Directions for this task
All entries below are to be reproduced exactly.
▽
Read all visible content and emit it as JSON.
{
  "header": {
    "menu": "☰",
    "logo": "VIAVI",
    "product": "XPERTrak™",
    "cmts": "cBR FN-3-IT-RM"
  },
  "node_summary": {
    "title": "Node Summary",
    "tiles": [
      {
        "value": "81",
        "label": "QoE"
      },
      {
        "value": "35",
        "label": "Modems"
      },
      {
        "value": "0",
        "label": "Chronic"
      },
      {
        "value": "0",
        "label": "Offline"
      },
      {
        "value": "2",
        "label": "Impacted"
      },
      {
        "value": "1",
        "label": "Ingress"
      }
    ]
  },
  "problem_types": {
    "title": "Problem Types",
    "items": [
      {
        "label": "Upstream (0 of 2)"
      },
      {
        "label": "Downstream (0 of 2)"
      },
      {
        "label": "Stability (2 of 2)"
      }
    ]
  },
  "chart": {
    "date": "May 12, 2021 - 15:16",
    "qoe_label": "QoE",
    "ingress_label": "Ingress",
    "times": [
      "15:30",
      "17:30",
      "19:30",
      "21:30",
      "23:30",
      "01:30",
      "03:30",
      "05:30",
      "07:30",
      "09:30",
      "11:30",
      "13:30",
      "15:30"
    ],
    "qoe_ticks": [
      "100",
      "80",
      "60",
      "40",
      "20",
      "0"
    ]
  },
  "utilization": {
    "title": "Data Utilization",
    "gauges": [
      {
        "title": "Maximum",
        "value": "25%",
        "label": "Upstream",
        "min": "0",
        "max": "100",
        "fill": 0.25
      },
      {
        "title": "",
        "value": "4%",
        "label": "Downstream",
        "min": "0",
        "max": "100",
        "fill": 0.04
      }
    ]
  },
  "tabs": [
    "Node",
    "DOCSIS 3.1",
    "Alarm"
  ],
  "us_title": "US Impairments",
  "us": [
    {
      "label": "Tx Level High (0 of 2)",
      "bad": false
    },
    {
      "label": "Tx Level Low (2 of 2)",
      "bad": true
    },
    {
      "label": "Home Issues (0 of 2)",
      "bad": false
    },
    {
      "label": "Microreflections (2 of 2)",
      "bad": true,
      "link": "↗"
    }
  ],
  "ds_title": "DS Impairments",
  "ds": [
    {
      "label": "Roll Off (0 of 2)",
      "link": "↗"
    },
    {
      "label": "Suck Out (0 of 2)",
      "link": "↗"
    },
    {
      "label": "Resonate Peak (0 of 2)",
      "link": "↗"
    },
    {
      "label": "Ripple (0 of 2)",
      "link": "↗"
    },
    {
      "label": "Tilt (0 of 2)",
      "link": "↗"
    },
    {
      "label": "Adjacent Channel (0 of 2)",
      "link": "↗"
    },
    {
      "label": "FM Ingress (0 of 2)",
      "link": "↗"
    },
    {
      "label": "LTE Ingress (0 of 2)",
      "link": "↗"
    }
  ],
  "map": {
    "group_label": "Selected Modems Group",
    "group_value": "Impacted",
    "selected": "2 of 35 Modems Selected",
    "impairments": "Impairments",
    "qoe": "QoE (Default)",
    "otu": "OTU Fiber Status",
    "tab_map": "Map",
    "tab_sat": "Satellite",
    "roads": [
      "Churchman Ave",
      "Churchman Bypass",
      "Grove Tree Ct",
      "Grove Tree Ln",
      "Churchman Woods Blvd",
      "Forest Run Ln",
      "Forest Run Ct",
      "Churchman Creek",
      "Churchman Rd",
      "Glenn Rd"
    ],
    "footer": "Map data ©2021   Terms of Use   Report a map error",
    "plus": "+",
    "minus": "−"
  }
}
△
Completed task
Read all visible content and emit it as JSON.
{
  "header": {
    "menu": "☰",
    "logo": "VIAVI",
    "product": "XPERTrak™",
    "cmts": "cBR FN-3-IT-RM"
  },
  "node_summary": {
    "title": "Node Summary",
    "tiles": [
      {
        "value": "81",
        "label": "QoE"
      },
      {
        "value": "35",
        "label": "Modems"
      },
      {
        "value": "0",
        "label": "Chronic"
      },
      {
        "value": "0",
        "label": "Offline"
      },
      {
        "value": "2",
        "label": "Impacted"
      },
      {
        "value": "1",
        "label": "Ingress"
      }
    ]
  },
  "problem_types": {
    "title": "Problem Types",
    "items": [
      {
        "label": "Upstream (0 of 2)"
      },
      {
        "label": "Downstream (0 of 2)"
      },
      {
        "label": "Stability (2 of 2)"
      }
    ]
  },
  "chart": {
    "date": "May 12, 2021 - 15:16",
    "qoe_label": "QoE",
    "ingress_label": "Ingress",
    "times": [
      "15:30",
      "17:30",
      "19:30",
      "21:30",
      "23:30",
      "01:30",
      "03:30",
      "05:30",
      "07:30",
      "09:30",
      "11:30",
      "13:30",
      "15:30"
    ],
    "qoe_ticks": [
      "100",
      "80",
      "60",
      "40",
      "20",
      "0"
    ]
  },
  "utilization": {
    "title": "Data Utilization",
    "gauges": [
      {
        "title": "Maximum",
        "value": "25%",
        "label": "Upstream",
        "min": "0",
        "max": "100",
        "fill": 0.25
      },
      {
        "title": "",
        "value": "4%",
        "label": "Downstream",
        "min": "0",
        "max": "100",
        "fill": 0.04
      }
    ]
  },
  "tabs": [
    "Node",
    "DOCSIS 3.1",
    "Alarm"
  ],
  "us_title": "US Impairments",
  "us": [
    {
      "label": "Tx Level High (0 of 2)",
      "bad": false
    },
    {
      "label": "Tx Level Low (2 of 2)",
      "bad": true
    },
    {
      "label": "Home Issues (0 of 2)",
      "bad": false
    },
    {
      "label": "Microreflections (2 of 2)",
      "bad": true,
      "link": "↗"
    }
  ],
  "ds_title": "DS Impairments",
  "ds": [
    {
      "label": "Roll Off (0 of 2)",
      "link": "↗"
    },
    {
      "label": "Suck Out (0 of 2)",
      "link": "↗"
    },
    {
      "label": "Resonate Peak (0 of 2)",
      "link": "↗"
    },
    {
      "label": "Ripple (0 of 2)",
      "link": "↗"
    },
    {
      "label": "Tilt (0 of 2)",
      "link": "↗"
    },
    {
      "label": "Adjacent Channel (0 of 2)",
      "link": "↗"
    },
    {
      "label": "FM Ingress (0 of 2)",
      "link": "↗"
    },
    {
      "label": "LTE Ingress (0 of 2)",
      "link": "↗"
    }
  ],
  "map": {
    "group_label": "Selected Modems Group",
    "group_value": "Impacted",
    "selected": "2 of 35 Modems Selected",
    "impairments": "Impairments",
    "qoe": "QoE (Default)",
    "otu": "OTU Fiber Status",
    "tab_map": "Map",
    "tab_sat": "Satellite",
    "roads": [
      "Churchman Ave",
      "Churchman Bypass",
      "Grove Tree Ct",
      "Grove Tree Ln",
      "Churchman Woods Blvd",
      "Forest Run Ln",
      "Forest Run Ct",
      "Churchman Creek",
      "Churchman Rd",
      "Glenn Rd"
    ],
    "footer": "Map data ©2021   Terms of Use   Report a map error",
    "plus": "+",
    "minus": "−"
  }
}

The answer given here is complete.